(Description of the task):
Your task is to print all of the data below exactly, with no pictures included.

### Input material

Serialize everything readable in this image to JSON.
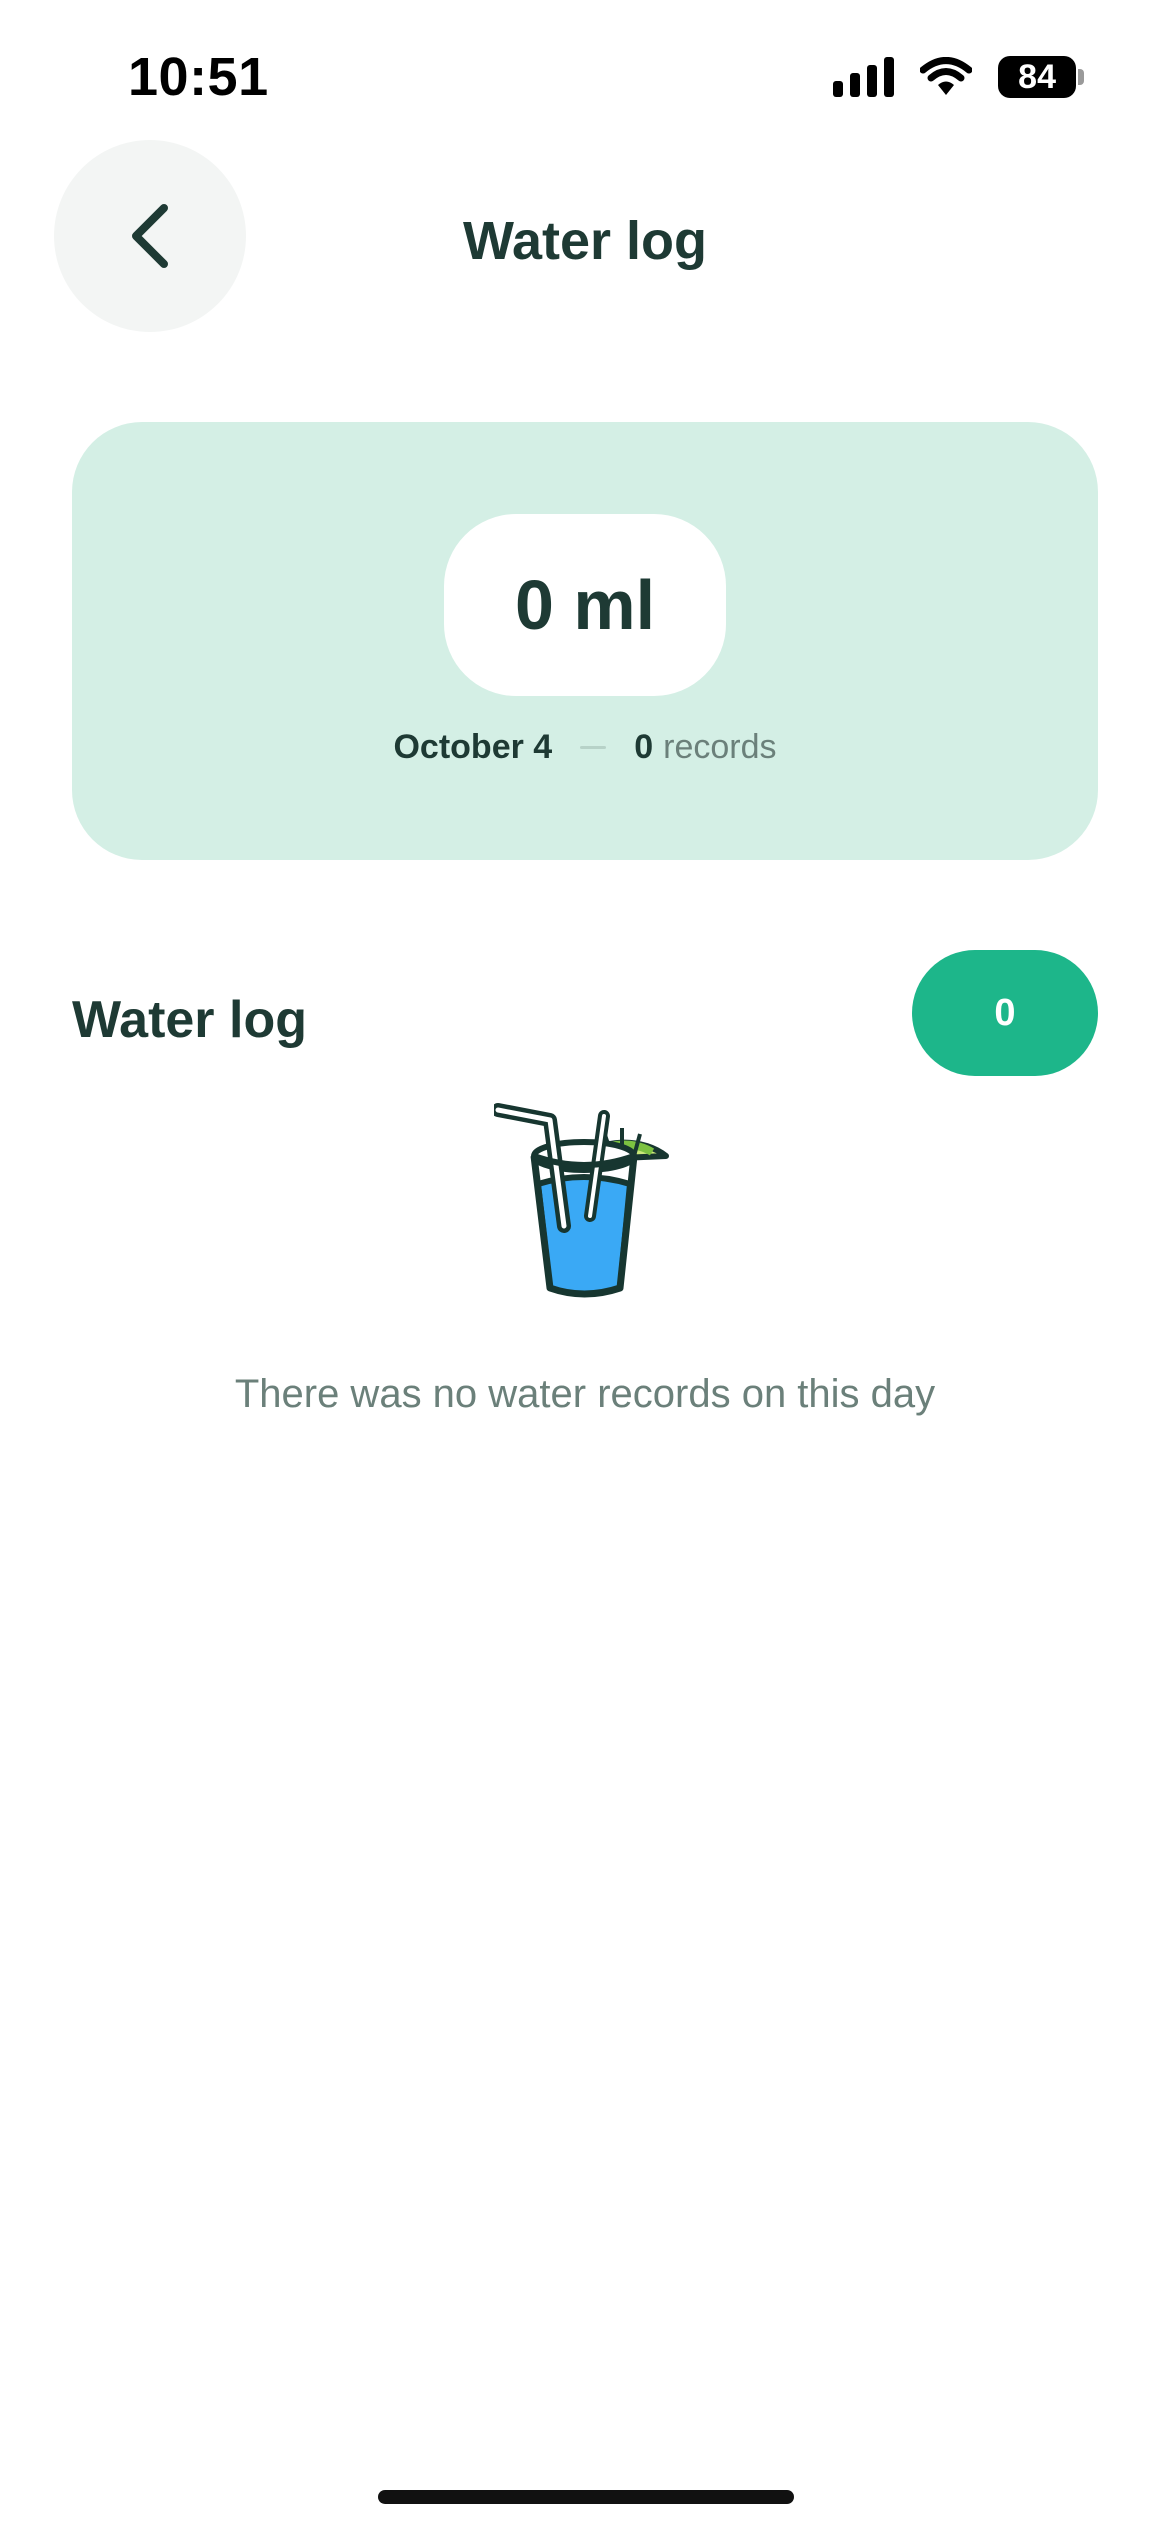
{
  "status_bar": {
    "time": "10:51",
    "battery_level": "84"
  },
  "header": {
    "title": "Water log",
    "back_icon": "chevron-left-icon"
  },
  "summary": {
    "amount": "0 ml",
    "date": "October 4",
    "record_count": "0",
    "records_label": "records"
  },
  "section": {
    "title": "Water log",
    "count": "0"
  },
  "empty_state": {
    "icon": "drink-glass-icon",
    "message": "There was no water records on this day"
  },
  "colors": {
    "accent": "#1db68a",
    "card_background": "#d4efe5",
    "text_primary": "#1e3a34",
    "text_secondary": "#6b807a",
    "water": "#3aa9f5"
  }
}
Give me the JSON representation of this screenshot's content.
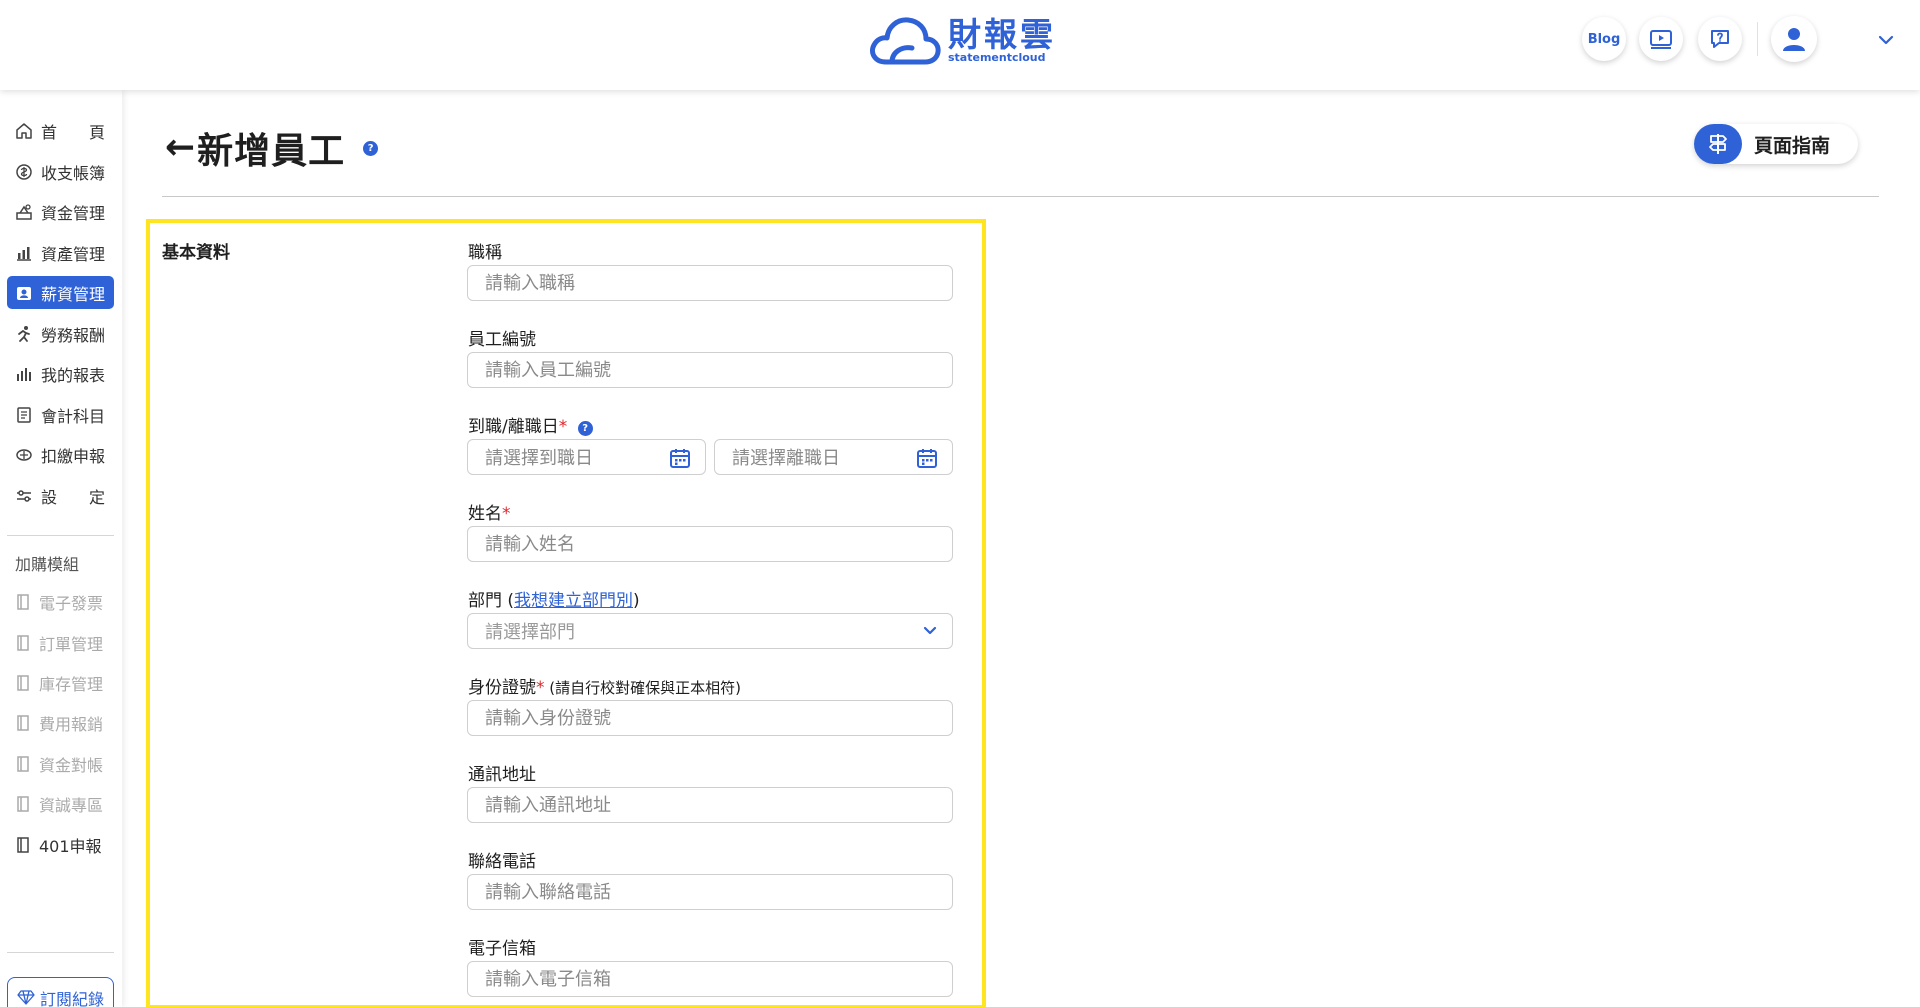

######

(Task output):
Serialize everything readable in this image to JSON.
{
  "status_bar": {
    "time": "10:51",
    "battery_level": "84"
  },
  "header": {
    "title": "Water log",
    "back_icon": "chevron-left-icon"
  },
  "summary": {
    "amount": "0 ml",
    "date": "October 4",
    "record_count": "0",
    "records_label": "records"
  },
  "section": {
    "title": "Water log",
    "count": "0"
  },
  "empty_state": {
    "icon": "drink-glass-icon",
    "message": "There was no water records on this day"
  },
  "colors": {
    "accent": "#1db68a",
    "card_background": "#d4efe5",
    "text_primary": "#1e3a34",
    "text_secondary": "#6b807a",
    "water": "#3aa9f5"
  }
}
Give me the JSON representation of this screenshot's content.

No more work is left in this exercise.